[TASK DETAILS]: Copy every line from the records that holds the word "icon".

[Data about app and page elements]
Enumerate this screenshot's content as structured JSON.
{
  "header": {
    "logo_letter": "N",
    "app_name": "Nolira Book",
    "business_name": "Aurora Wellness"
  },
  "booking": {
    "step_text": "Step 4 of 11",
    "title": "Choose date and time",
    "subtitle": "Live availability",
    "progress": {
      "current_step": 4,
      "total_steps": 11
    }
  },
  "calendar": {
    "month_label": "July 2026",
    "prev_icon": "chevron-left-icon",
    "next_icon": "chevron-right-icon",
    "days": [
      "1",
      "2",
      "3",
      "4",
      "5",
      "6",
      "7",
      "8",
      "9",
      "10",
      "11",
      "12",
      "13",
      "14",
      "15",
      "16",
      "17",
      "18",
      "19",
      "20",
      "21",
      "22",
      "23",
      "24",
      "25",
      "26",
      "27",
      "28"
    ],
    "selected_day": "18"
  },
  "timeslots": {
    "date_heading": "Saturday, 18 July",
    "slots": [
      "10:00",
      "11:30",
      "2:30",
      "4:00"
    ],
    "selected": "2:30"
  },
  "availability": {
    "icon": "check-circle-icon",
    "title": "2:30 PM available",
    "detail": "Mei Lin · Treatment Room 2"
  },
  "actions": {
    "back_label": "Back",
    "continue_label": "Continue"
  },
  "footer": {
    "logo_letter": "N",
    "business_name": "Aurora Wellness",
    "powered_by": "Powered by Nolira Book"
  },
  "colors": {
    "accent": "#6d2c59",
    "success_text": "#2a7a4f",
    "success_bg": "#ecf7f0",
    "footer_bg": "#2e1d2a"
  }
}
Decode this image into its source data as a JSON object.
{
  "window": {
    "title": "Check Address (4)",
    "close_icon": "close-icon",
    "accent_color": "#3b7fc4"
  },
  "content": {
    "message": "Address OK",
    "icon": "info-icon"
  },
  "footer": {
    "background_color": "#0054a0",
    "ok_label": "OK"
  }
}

[THE ANSWER]:
    "prev_icon": "chevron-left-icon",
    "next_icon": "chevron-right-icon",
    "icon": "check-circle-icon",
    "close_icon": "close-icon",
    "icon": "info-icon"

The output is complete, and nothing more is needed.